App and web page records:

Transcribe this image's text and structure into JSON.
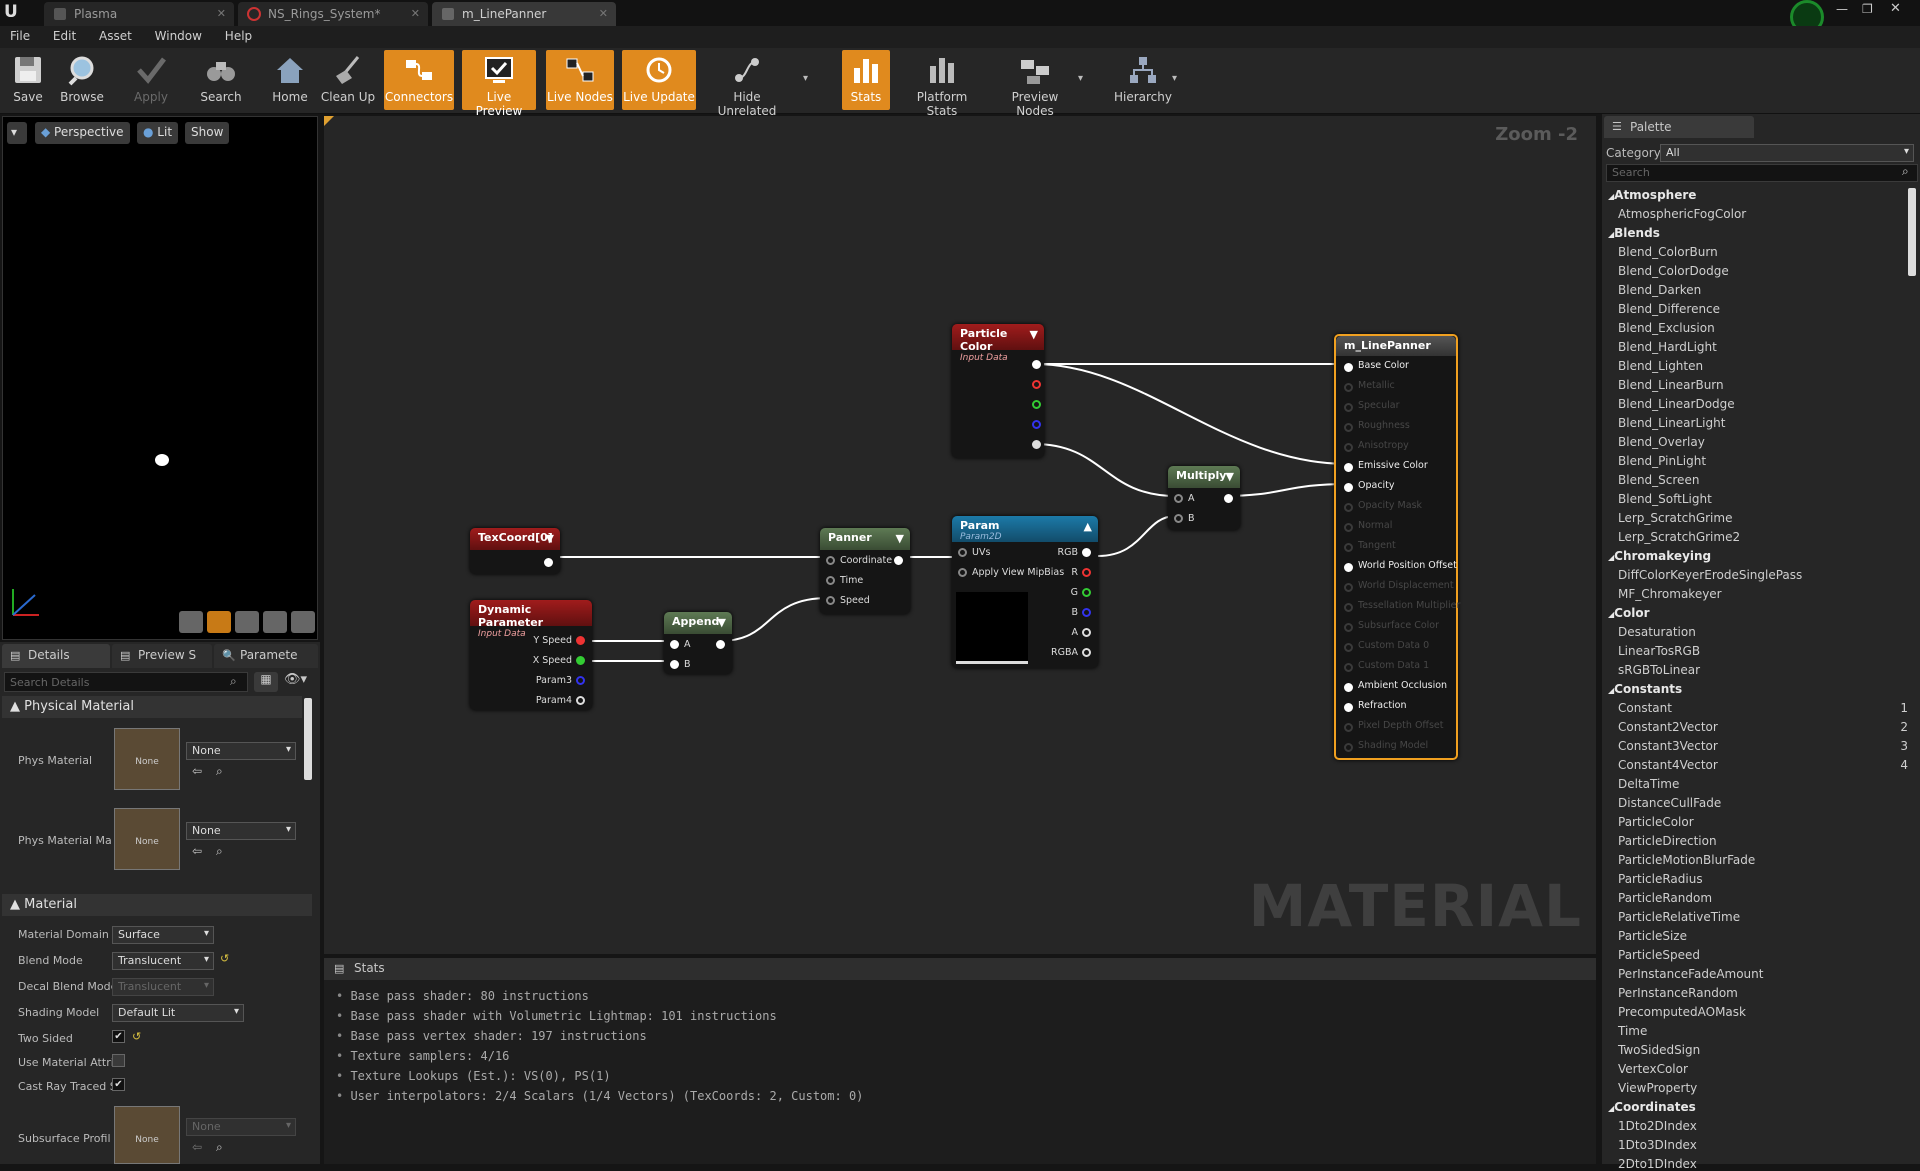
{
  "tabs": [
    {
      "label": "Plasma",
      "icon": "material-icon"
    },
    {
      "label": "NS_Rings_System*",
      "icon": "niagara-icon"
    },
    {
      "label": "m_LinePanner",
      "icon": "material-icon"
    }
  ],
  "menu": [
    "File",
    "Edit",
    "Asset",
    "Window",
    "Help"
  ],
  "toolbar": {
    "save": "Save",
    "browse": "Browse",
    "apply": "Apply",
    "search": "Search",
    "home": "Home",
    "cleanup": "Clean Up",
    "connectors": "Connectors",
    "live_preview": "Live Preview",
    "live_nodes": "Live Nodes",
    "live_update": "Live Update",
    "hide_unrelated": "Hide Unrelated",
    "stats": "Stats",
    "platform_stats": "Platform Stats",
    "preview_nodes": "Preview Nodes",
    "hierarchy": "Hierarchy",
    "accent_color": "#e08a1e"
  },
  "viewport": {
    "perspective": "Perspective",
    "lit": "Lit",
    "show": "Show"
  },
  "details_tabs": [
    "Details",
    "Preview S",
    "Paramete"
  ],
  "details": {
    "search_placeholder": "Search Details",
    "physical_material": {
      "title": "Physical Material",
      "phys_material": "Phys Material",
      "phys_material_mask": "Phys Material Ma",
      "thumb": "None",
      "combo": "None"
    },
    "material": {
      "title": "Material",
      "rows": [
        {
          "label": "Material Domain",
          "value": "Surface"
        },
        {
          "label": "Blend Mode",
          "value": "Translucent"
        },
        {
          "label": "Decal Blend Mode",
          "value": "Translucent"
        },
        {
          "label": "Shading Model",
          "value": "Default Lit"
        },
        {
          "label": "Two Sided",
          "checked": true
        },
        {
          "label": "Use Material Attri",
          "checked": false
        },
        {
          "label": "Cast Ray Traced S",
          "checked": true
        },
        {
          "label": "Subsurface Profil",
          "value": "None"
        }
      ]
    }
  },
  "graph": {
    "zoom": "Zoom -2",
    "watermark": "MATERIAL",
    "nodes": {
      "particle_color": {
        "title": "Particle Color",
        "subtitle": "Input Data"
      },
      "texcoord": {
        "title": "TexCoord[0]"
      },
      "dynamic_param": {
        "title": "Dynamic Parameter",
        "subtitle": "Input Data",
        "pins": [
          "Y Speed",
          "X Speed",
          "Param3",
          "Param4"
        ]
      },
      "append": {
        "title": "Append",
        "pins": [
          "A",
          "B"
        ]
      },
      "panner": {
        "title": "Panner",
        "pins": [
          "Coordinate",
          "Time",
          "Speed"
        ]
      },
      "param": {
        "title": "Param",
        "subtitle": "Param2D",
        "pins": [
          "UVs",
          "Apply View MipBias"
        ],
        "outputs": [
          "RGB",
          "R",
          "G",
          "B",
          "A",
          "RGBA"
        ]
      },
      "multiply": {
        "title": "Multiply",
        "pins": [
          "A",
          "B"
        ]
      },
      "result": {
        "title": "m_LinePanner",
        "pins": [
          {
            "label": "Base Color",
            "active": true
          },
          {
            "label": "Metallic",
            "active": false
          },
          {
            "label": "Specular",
            "active": false
          },
          {
            "label": "Roughness",
            "active": false
          },
          {
            "label": "Anisotropy",
            "active": false
          },
          {
            "label": "Emissive Color",
            "active": true
          },
          {
            "label": "Opacity",
            "active": true
          },
          {
            "label": "Opacity Mask",
            "active": false
          },
          {
            "label": "Normal",
            "active": false
          },
          {
            "label": "Tangent",
            "active": false
          },
          {
            "label": "World Position Offset",
            "active": true
          },
          {
            "label": "World Displacement",
            "active": false
          },
          {
            "label": "Tessellation Multiplier",
            "active": false
          },
          {
            "label": "Subsurface Color",
            "active": false
          },
          {
            "label": "Custom Data 0",
            "active": false
          },
          {
            "label": "Custom Data 1",
            "active": false
          },
          {
            "label": "Ambient Occlusion",
            "active": true
          },
          {
            "label": "Refraction",
            "active": true
          },
          {
            "label": "Pixel Depth Offset",
            "active": false
          },
          {
            "label": "Shading Model",
            "active": false
          }
        ]
      }
    }
  },
  "stats": {
    "title": "Stats",
    "lines": [
      "Base pass shader: 80 instructions",
      "Base pass shader with Volumetric Lightmap: 101 instructions",
      "Base pass vertex shader: 197 instructions",
      "Texture samplers: 4/16",
      "Texture Lookups (Est.): VS(0), PS(1)",
      "User interpolators: 2/4 Scalars (1/4 Vectors) (TexCoords: 2, Custom: 0)"
    ]
  },
  "palette": {
    "title": "Palette",
    "category_label": "Category:",
    "category_value": "All",
    "search_placeholder": "Search",
    "items": [
      {
        "t": "Atmosphere",
        "cat": true
      },
      {
        "t": "AtmosphericFogColor"
      },
      {
        "t": "Blends",
        "cat": true
      },
      {
        "t": "Blend_ColorBurn"
      },
      {
        "t": "Blend_ColorDodge"
      },
      {
        "t": "Blend_Darken"
      },
      {
        "t": "Blend_Difference"
      },
      {
        "t": "Blend_Exclusion"
      },
      {
        "t": "Blend_HardLight"
      },
      {
        "t": "Blend_Lighten"
      },
      {
        "t": "Blend_LinearBurn"
      },
      {
        "t": "Blend_LinearDodge"
      },
      {
        "t": "Blend_LinearLight"
      },
      {
        "t": "Blend_Overlay"
      },
      {
        "t": "Blend_PinLight"
      },
      {
        "t": "Blend_Screen"
      },
      {
        "t": "Blend_SoftLight"
      },
      {
        "t": "Lerp_ScratchGrime"
      },
      {
        "t": "Lerp_ScratchGrime2"
      },
      {
        "t": "Chromakeying",
        "cat": true
      },
      {
        "t": "DiffColorKeyerErodeSinglePass"
      },
      {
        "t": "MF_Chromakeyer"
      },
      {
        "t": "Color",
        "cat": true
      },
      {
        "t": "Desaturation"
      },
      {
        "t": "LinearTosRGB"
      },
      {
        "t": "sRGBToLinear"
      },
      {
        "t": "Constants",
        "cat": true
      },
      {
        "t": "Constant",
        "n": "1"
      },
      {
        "t": "Constant2Vector",
        "n": "2"
      },
      {
        "t": "Constant3Vector",
        "n": "3"
      },
      {
        "t": "Constant4Vector",
        "n": "4"
      },
      {
        "t": "DeltaTime"
      },
      {
        "t": "DistanceCullFade"
      },
      {
        "t": "ParticleColor"
      },
      {
        "t": "ParticleDirection"
      },
      {
        "t": "ParticleMotionBlurFade"
      },
      {
        "t": "ParticleRadius"
      },
      {
        "t": "ParticleRandom"
      },
      {
        "t": "ParticleRelativeTime"
      },
      {
        "t": "ParticleSize"
      },
      {
        "t": "ParticleSpeed"
      },
      {
        "t": "PerInstanceFadeAmount"
      },
      {
        "t": "PerInstanceRandom"
      },
      {
        "t": "PrecomputedAOMask"
      },
      {
        "t": "Time"
      },
      {
        "t": "TwoSidedSign"
      },
      {
        "t": "VertexColor"
      },
      {
        "t": "ViewProperty"
      },
      {
        "t": "Coordinates",
        "cat": true
      },
      {
        "t": "1Dto2DIndex"
      },
      {
        "t": "1Dto3DIndex"
      },
      {
        "t": "2Dto1DIndex"
      }
    ]
  }
}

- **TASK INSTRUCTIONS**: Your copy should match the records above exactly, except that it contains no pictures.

- **RESULT OF THE TASK**:
Transcribe this image's text and structure into JSON.
{
  "tabs": [
    {
      "label": "Plasma",
      "icon": "material-icon"
    },
    {
      "label": "NS_Rings_System*",
      "icon": "niagara-icon"
    },
    {
      "label": "m_LinePanner",
      "icon": "material-icon"
    }
  ],
  "menu": [
    "File",
    "Edit",
    "Asset",
    "Window",
    "Help"
  ],
  "toolbar": {
    "save": "Save",
    "browse": "Browse",
    "apply": "Apply",
    "search": "Search",
    "home": "Home",
    "cleanup": "Clean Up",
    "connectors": "Connectors",
    "live_preview": "Live Preview",
    "live_nodes": "Live Nodes",
    "live_update": "Live Update",
    "hide_unrelated": "Hide Unrelated",
    "stats": "Stats",
    "platform_stats": "Platform Stats",
    "preview_nodes": "Preview Nodes",
    "hierarchy": "Hierarchy",
    "accent_color": "#e08a1e"
  },
  "viewport": {
    "perspective": "Perspective",
    "lit": "Lit",
    "show": "Show"
  },
  "details_tabs": [
    "Details",
    "Preview S",
    "Paramete"
  ],
  "details": {
    "search_placeholder": "Search Details",
    "physical_material": {
      "title": "Physical Material",
      "phys_material": "Phys Material",
      "phys_material_mask": "Phys Material Ma",
      "thumb": "None",
      "combo": "None"
    },
    "material": {
      "title": "Material",
      "rows": [
        {
          "label": "Material Domain",
          "value": "Surface"
        },
        {
          "label": "Blend Mode",
          "value": "Translucent"
        },
        {
          "label": "Decal Blend Mode",
          "value": "Translucent"
        },
        {
          "label": "Shading Model",
          "value": "Default Lit"
        },
        {
          "label": "Two Sided",
          "checked": true
        },
        {
          "label": "Use Material Attri",
          "checked": false
        },
        {
          "label": "Cast Ray Traced S",
          "checked": true
        },
        {
          "label": "Subsurface Profil",
          "value": "None"
        }
      ]
    }
  },
  "graph": {
    "zoom": "Zoom -2",
    "watermark": "MATERIAL",
    "nodes": {
      "particle_color": {
        "title": "Particle Color",
        "subtitle": "Input Data"
      },
      "texcoord": {
        "title": "TexCoord[0]"
      },
      "dynamic_param": {
        "title": "Dynamic Parameter",
        "subtitle": "Input Data",
        "pins": [
          "Y Speed",
          "X Speed",
          "Param3",
          "Param4"
        ]
      },
      "append": {
        "title": "Append",
        "pins": [
          "A",
          "B"
        ]
      },
      "panner": {
        "title": "Panner",
        "pins": [
          "Coordinate",
          "Time",
          "Speed"
        ]
      },
      "param": {
        "title": "Param",
        "subtitle": "Param2D",
        "pins": [
          "UVs",
          "Apply View MipBias"
        ],
        "outputs": [
          "RGB",
          "R",
          "G",
          "B",
          "A",
          "RGBA"
        ]
      },
      "multiply": {
        "title": "Multiply",
        "pins": [
          "A",
          "B"
        ]
      },
      "result": {
        "title": "m_LinePanner",
        "pins": [
          {
            "label": "Base Color",
            "active": true
          },
          {
            "label": "Metallic",
            "active": false
          },
          {
            "label": "Specular",
            "active": false
          },
          {
            "label": "Roughness",
            "active": false
          },
          {
            "label": "Anisotropy",
            "active": false
          },
          {
            "label": "Emissive Color",
            "active": true
          },
          {
            "label": "Opacity",
            "active": true
          },
          {
            "label": "Opacity Mask",
            "active": false
          },
          {
            "label": "Normal",
            "active": false
          },
          {
            "label": "Tangent",
            "active": false
          },
          {
            "label": "World Position Offset",
            "active": true
          },
          {
            "label": "World Displacement",
            "active": false
          },
          {
            "label": "Tessellation Multiplier",
            "active": false
          },
          {
            "label": "Subsurface Color",
            "active": false
          },
          {
            "label": "Custom Data 0",
            "active": false
          },
          {
            "label": "Custom Data 1",
            "active": false
          },
          {
            "label": "Ambient Occlusion",
            "active": true
          },
          {
            "label": "Refraction",
            "active": true
          },
          {
            "label": "Pixel Depth Offset",
            "active": false
          },
          {
            "label": "Shading Model",
            "active": false
          }
        ]
      }
    }
  },
  "stats": {
    "title": "Stats",
    "lines": [
      "Base pass shader: 80 instructions",
      "Base pass shader with Volumetric Lightmap: 101 instructions",
      "Base pass vertex shader: 197 instructions",
      "Texture samplers: 4/16",
      "Texture Lookups (Est.): VS(0), PS(1)",
      "User interpolators: 2/4 Scalars (1/4 Vectors) (TexCoords: 2, Custom: 0)"
    ]
  },
  "palette": {
    "title": "Palette",
    "category_label": "Category:",
    "category_value": "All",
    "search_placeholder": "Search",
    "items": [
      {
        "t": "Atmosphere",
        "cat": true
      },
      {
        "t": "AtmosphericFogColor"
      },
      {
        "t": "Blends",
        "cat": true
      },
      {
        "t": "Blend_ColorBurn"
      },
      {
        "t": "Blend_ColorDodge"
      },
      {
        "t": "Blend_Darken"
      },
      {
        "t": "Blend_Difference"
      },
      {
        "t": "Blend_Exclusion"
      },
      {
        "t": "Blend_HardLight"
      },
      {
        "t": "Blend_Lighten"
      },
      {
        "t": "Blend_LinearBurn"
      },
      {
        "t": "Blend_LinearDodge"
      },
      {
        "t": "Blend_LinearLight"
      },
      {
        "t": "Blend_Overlay"
      },
      {
        "t": "Blend_PinLight"
      },
      {
        "t": "Blend_Screen"
      },
      {
        "t": "Blend_SoftLight"
      },
      {
        "t": "Lerp_ScratchGrime"
      },
      {
        "t": "Lerp_ScratchGrime2"
      },
      {
        "t": "Chromakeying",
        "cat": true
      },
      {
        "t": "DiffColorKeyerErodeSinglePass"
      },
      {
        "t": "MF_Chromakeyer"
      },
      {
        "t": "Color",
        "cat": true
      },
      {
        "t": "Desaturation"
      },
      {
        "t": "LinearTosRGB"
      },
      {
        "t": "sRGBToLinear"
      },
      {
        "t": "Constants",
        "cat": true
      },
      {
        "t": "Constant",
        "n": "1"
      },
      {
        "t": "Constant2Vector",
        "n": "2"
      },
      {
        "t": "Constant3Vector",
        "n": "3"
      },
      {
        "t": "Constant4Vector",
        "n": "4"
      },
      {
        "t": "DeltaTime"
      },
      {
        "t": "DistanceCullFade"
      },
      {
        "t": "ParticleColor"
      },
      {
        "t": "ParticleDirection"
      },
      {
        "t": "ParticleMotionBlurFade"
      },
      {
        "t": "ParticleRadius"
      },
      {
        "t": "ParticleRandom"
      },
      {
        "t": "ParticleRelativeTime"
      },
      {
        "t": "ParticleSize"
      },
      {
        "t": "ParticleSpeed"
      },
      {
        "t": "PerInstanceFadeAmount"
      },
      {
        "t": "PerInstanceRandom"
      },
      {
        "t": "PrecomputedAOMask"
      },
      {
        "t": "Time"
      },
      {
        "t": "TwoSidedSign"
      },
      {
        "t": "VertexColor"
      },
      {
        "t": "ViewProperty"
      },
      {
        "t": "Coordinates",
        "cat": true
      },
      {
        "t": "1Dto2DIndex"
      },
      {
        "t": "1Dto3DIndex"
      },
      {
        "t": "2Dto1DIndex"
      }
    ]
  }
}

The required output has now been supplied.